::: Records to use
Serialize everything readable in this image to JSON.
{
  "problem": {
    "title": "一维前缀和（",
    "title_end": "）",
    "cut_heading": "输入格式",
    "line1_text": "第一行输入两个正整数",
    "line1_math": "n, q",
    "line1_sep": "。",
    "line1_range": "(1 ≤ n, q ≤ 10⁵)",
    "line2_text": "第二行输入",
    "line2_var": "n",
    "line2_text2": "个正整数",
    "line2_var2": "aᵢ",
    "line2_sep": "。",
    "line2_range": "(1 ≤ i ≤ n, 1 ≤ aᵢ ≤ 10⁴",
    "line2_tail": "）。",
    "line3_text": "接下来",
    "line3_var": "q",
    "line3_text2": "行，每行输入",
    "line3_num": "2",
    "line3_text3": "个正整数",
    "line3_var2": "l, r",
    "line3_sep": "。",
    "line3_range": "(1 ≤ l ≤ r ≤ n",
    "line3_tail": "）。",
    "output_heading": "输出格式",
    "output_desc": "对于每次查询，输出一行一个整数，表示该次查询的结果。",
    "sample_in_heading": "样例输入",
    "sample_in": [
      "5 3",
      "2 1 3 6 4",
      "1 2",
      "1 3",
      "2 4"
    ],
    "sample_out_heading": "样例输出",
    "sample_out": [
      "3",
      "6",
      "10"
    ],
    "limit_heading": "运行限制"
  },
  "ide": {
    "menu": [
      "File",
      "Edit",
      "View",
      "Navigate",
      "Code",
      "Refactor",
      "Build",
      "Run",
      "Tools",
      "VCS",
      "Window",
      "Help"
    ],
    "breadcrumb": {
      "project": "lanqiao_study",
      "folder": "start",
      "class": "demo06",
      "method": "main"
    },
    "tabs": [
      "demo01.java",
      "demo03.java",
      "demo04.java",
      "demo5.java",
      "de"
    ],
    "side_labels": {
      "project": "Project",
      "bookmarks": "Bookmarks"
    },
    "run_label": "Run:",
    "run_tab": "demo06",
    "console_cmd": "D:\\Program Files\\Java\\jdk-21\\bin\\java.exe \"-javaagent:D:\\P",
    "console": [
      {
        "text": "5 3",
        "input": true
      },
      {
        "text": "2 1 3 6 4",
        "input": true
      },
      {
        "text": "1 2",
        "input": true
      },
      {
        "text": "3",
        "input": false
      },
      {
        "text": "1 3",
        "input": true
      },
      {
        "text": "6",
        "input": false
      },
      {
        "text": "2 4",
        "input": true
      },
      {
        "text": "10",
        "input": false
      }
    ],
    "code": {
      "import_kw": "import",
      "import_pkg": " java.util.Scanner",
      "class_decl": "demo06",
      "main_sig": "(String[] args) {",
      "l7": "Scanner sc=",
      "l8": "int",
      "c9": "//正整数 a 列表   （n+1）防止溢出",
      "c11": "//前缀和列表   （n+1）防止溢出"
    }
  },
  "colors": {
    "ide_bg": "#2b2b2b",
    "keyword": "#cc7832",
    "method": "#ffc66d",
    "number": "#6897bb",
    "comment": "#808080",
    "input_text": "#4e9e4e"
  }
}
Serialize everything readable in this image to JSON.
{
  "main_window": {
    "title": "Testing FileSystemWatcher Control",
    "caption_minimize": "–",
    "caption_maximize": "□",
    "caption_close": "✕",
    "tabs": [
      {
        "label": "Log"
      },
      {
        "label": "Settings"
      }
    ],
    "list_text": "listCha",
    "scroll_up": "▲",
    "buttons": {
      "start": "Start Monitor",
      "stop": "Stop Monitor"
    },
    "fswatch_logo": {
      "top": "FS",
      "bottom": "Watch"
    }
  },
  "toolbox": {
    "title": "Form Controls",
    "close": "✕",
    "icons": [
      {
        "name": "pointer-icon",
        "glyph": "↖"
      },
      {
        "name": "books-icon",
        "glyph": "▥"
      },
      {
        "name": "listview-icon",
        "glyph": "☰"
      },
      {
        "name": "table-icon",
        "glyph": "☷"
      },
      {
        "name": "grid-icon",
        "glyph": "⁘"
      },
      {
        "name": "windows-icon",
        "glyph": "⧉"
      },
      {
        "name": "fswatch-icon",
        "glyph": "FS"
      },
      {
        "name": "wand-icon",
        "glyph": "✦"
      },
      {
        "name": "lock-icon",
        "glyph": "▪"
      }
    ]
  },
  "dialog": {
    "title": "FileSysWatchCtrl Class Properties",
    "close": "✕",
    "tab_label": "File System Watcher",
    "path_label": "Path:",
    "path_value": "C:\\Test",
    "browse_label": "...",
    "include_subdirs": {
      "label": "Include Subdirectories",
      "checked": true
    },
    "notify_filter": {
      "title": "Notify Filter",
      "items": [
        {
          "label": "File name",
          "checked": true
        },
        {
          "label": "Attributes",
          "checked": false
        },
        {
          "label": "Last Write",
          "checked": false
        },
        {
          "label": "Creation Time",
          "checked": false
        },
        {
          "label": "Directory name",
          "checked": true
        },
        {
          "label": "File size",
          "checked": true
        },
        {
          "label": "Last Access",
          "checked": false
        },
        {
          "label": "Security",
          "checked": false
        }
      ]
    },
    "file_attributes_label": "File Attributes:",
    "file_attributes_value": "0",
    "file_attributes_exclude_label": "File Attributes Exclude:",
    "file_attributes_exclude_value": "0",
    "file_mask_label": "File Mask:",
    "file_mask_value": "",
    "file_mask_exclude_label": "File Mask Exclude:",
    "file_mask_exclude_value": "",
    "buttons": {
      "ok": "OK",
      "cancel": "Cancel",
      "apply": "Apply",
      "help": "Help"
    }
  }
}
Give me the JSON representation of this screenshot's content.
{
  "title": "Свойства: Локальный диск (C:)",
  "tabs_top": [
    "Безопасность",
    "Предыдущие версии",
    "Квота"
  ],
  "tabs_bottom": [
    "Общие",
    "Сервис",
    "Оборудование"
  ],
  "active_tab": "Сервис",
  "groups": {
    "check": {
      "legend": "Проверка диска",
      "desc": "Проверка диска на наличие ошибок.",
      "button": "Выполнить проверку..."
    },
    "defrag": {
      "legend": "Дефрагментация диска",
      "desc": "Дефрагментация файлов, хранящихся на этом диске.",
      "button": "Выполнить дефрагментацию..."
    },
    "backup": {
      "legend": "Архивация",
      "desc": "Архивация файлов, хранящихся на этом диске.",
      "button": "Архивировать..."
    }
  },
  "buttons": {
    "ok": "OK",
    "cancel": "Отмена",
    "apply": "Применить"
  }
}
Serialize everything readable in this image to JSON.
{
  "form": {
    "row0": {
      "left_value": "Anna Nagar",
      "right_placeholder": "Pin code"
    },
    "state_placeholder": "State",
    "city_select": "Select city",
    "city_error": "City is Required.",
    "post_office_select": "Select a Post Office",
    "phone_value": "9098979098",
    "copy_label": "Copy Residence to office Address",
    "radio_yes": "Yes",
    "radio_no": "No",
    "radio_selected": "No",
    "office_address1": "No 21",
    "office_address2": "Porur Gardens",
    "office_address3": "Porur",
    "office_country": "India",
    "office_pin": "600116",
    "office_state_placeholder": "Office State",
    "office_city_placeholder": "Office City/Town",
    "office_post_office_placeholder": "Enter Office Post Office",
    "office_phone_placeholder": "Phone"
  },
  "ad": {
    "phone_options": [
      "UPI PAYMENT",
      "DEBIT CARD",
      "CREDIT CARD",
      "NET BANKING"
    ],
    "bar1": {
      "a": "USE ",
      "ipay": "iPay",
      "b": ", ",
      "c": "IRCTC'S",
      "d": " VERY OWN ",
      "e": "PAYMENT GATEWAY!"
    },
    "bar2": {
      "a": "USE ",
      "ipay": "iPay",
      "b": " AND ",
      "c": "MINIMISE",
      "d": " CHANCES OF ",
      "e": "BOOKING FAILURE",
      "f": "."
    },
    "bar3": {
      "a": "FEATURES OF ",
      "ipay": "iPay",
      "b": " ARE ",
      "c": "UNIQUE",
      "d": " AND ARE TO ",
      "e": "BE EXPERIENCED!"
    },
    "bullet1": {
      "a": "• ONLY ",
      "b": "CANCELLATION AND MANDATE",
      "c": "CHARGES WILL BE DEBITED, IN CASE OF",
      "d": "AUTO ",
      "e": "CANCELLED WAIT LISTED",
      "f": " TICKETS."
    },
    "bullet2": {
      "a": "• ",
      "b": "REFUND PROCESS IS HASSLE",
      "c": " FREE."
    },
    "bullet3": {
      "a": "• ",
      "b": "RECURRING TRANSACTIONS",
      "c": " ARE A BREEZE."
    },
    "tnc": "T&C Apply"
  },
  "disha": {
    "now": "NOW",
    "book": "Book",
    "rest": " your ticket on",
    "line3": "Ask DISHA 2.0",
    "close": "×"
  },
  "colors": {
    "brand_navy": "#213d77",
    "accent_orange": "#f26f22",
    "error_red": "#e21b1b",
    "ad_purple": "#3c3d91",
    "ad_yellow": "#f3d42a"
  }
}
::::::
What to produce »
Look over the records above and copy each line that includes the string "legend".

Response »
      "legend": "Проверка диска",
      "legend": "Дефрагментация диска",
      "legend": "Архивация",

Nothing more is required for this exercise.